There is one aspect to a job in journalism that I have never quite understood, and with which I have never been comfortable.
I’m talking about the ghoulish pursuit of a) crime victims, b) accident victims, c) the families of crime victims or accident victims, and the worst d) the families of murder victims — done with the ignoble desire to get a quote.
Preferably a quote that will top anything the competition managed to get.
Awhile back, after that 16-year-old girl was slain in her home on Belgrove Drive in Kearny, I went to the scene to take photos of the sidewalk shrine that had been set up. I admit that I did talk to a couple of people who were there paying their respects, but they were not family members.
At one point, I saw a man standing just inside the front door, but I could not bring myself to knock. Was he the father? What would I say? “Your daughter is dead. How do you feel?” That’s usually the standard question.
(An absolutely absurd example of this played out on a recent N.Y.C. news tape. Two workers had been severely injured when a lift at a parking garage collapsed. As one of the victims, swaddled in bandages, was being rushed to an ambulance, there was a reporter running after the gurney, shouting, “How do you feel, sir!”)
This confronting-the-stricken scenario played out again last week after a 6-year-old Toms River boy was accidentally shot by a 4-year-old friend who had somehow gotten his tiny hands on a loaded rifle.
Shortly after it happened (the victim had not yet died), news reporters had already staked out the cul-de-sac where both families lived, in hopes of nabbing someone for a sound bite. I saw two young girls rushing to get into one of the homes, and hot on their heels was a microphonewielding woman. Luckily they got the door shut in time.
I have in the past talked with families who have lost a loved one to tragedy, but they approached me, not vice versa. And basically, I just listened. I’d be uncomfortable hunting them down. Perhaps I am just a coward. Perhaps I can date that cowardice to something that happened when I was just a cub in this business.
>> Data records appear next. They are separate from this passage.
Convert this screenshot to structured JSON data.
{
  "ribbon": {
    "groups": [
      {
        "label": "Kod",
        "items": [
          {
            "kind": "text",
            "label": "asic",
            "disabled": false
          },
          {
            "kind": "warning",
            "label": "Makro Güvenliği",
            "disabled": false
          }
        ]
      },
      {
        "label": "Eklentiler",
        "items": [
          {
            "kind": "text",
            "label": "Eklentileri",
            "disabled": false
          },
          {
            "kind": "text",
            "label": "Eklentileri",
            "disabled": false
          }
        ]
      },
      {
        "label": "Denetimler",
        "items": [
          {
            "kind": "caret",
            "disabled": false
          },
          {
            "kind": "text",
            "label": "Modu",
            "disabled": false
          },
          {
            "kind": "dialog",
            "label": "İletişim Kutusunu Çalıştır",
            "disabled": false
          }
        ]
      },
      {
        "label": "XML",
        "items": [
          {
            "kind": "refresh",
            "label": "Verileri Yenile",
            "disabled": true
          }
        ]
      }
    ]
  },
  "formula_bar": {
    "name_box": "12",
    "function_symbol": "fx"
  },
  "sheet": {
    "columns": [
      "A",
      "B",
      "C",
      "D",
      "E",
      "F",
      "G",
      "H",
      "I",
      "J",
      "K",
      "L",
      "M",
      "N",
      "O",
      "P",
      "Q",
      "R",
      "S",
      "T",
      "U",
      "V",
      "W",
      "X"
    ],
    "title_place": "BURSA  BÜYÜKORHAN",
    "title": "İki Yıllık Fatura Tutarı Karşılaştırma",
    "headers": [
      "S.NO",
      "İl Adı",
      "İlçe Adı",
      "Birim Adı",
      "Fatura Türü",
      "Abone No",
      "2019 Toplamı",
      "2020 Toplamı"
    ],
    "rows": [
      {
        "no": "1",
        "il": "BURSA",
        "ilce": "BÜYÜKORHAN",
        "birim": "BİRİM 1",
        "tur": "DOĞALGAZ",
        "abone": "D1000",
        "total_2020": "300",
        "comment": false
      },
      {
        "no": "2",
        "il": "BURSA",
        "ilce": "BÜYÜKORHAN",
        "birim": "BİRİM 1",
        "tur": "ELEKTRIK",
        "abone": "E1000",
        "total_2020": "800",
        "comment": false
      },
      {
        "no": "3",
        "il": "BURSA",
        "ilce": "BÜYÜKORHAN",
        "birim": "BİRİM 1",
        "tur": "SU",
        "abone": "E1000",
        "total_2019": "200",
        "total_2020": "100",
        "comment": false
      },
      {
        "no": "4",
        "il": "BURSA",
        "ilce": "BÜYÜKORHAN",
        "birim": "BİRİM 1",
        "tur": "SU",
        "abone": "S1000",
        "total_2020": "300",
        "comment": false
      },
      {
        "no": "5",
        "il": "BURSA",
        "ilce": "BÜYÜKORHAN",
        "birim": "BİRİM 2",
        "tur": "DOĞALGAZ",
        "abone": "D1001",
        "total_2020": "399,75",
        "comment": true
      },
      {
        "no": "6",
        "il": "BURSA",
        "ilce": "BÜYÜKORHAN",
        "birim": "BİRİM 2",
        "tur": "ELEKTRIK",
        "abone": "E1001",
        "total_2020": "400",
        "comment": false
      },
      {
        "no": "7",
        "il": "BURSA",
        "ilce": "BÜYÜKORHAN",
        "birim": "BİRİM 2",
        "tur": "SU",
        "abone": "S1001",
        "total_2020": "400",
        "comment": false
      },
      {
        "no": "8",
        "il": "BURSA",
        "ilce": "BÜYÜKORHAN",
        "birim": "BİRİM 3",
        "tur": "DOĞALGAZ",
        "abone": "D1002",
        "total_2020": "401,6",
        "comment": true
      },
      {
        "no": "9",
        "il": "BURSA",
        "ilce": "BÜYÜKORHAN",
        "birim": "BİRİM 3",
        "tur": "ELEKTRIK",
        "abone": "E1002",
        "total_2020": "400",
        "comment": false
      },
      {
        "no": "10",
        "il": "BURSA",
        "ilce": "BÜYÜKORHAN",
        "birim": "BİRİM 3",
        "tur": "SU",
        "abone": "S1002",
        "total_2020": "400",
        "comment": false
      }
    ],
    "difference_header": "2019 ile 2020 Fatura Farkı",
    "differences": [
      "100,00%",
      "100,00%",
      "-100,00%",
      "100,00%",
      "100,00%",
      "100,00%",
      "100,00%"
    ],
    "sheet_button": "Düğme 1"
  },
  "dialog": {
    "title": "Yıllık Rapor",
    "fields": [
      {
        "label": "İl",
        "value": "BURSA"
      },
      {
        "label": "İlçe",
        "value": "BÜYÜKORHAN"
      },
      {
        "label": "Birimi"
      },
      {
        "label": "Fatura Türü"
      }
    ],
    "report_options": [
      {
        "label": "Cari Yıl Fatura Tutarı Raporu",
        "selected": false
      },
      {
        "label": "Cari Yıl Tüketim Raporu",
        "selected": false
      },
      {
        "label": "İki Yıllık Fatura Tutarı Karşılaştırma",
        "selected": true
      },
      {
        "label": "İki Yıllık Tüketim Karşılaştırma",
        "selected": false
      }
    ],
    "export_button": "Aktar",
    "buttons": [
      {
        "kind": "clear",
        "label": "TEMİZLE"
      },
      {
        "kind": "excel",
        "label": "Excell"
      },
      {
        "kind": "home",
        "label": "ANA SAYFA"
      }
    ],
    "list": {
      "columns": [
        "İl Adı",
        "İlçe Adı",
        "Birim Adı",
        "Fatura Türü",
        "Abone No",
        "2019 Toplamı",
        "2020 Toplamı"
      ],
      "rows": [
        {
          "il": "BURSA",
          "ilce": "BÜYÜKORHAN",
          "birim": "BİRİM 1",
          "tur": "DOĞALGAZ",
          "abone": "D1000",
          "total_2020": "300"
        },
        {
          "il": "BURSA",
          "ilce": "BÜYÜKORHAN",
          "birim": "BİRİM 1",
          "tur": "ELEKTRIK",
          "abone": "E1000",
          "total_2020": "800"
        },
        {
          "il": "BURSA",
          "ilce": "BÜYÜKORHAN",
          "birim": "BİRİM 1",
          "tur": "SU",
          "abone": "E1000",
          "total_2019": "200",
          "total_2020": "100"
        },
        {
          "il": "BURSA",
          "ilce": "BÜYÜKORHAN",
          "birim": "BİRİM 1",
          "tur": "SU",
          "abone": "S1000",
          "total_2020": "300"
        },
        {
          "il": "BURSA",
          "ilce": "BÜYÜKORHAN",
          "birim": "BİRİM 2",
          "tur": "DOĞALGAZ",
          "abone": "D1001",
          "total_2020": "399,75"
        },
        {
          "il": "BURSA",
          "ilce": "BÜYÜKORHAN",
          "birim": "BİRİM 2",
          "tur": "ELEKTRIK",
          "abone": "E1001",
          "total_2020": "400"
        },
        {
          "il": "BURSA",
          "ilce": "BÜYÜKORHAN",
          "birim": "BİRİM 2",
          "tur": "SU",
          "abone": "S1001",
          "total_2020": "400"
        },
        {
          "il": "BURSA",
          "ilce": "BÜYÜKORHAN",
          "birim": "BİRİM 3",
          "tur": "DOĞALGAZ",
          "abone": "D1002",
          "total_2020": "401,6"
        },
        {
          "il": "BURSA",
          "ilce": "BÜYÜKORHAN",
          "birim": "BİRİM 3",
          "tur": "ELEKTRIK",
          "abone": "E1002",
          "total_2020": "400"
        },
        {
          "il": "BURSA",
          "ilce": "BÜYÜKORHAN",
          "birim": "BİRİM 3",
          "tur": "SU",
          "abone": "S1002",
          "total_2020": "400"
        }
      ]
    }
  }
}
During college, I had a weekend job as a copy kid (gofer) at a large daily paper. (I shall name neither the publication nor the city in which it was located.) Mounted on a wall in the newsroom was a police scanner, which was always on. Mostly, the radio calls were just more background noise added to the cacophony of teletype machines, typewriters and ringing phones. But every once in a while, something on the scanner would catch our attention.
One Saturday afternoon, we heard a call about a police officer having been shot. The newsroom fell into silence as we all listened to what today you’d call reality radio. We could hear everything — the wailing sirens, shouts, and then the desperate voice of one officers pleading for help. His partner, a rookie, had been hit. We could hear the agony in his voice as the younger cop died in his arms.
I don’t know how the editors got the info so quickly, but they learned the name of the slain officer, the names of his parents and where they lived, and sent one of the paper’s best reporters to get a photo of their son.
All this had transpired in a matter of minutes, so when the reporter arrived at the house, the parents had not yet been notified of the death. When the reporter realized this, he could not bring himself to be the one to break the awful news, so — at least this is what I was told — he made up a story that their son had been given some sort of award and that’s why the paper needed a photo.
He arrived back at the newsroom with a framed portrait taken to commemorate the officer’s graduation from the Police Academy.
He gave the photo to his editor.
And then he resigned.
This was a man who had been a war correspondent in Vietnam, but this particular event, and the role he played in it, were beyond endurance.
I later heard he had gotten a job doing PR for an insurance company.
Journalism lost an exceptional talent. But there are times in journalism when getting a story (or a photo) carries too high a price, one that the psyche, and the soul, cannot pay.
– Karen Zautyk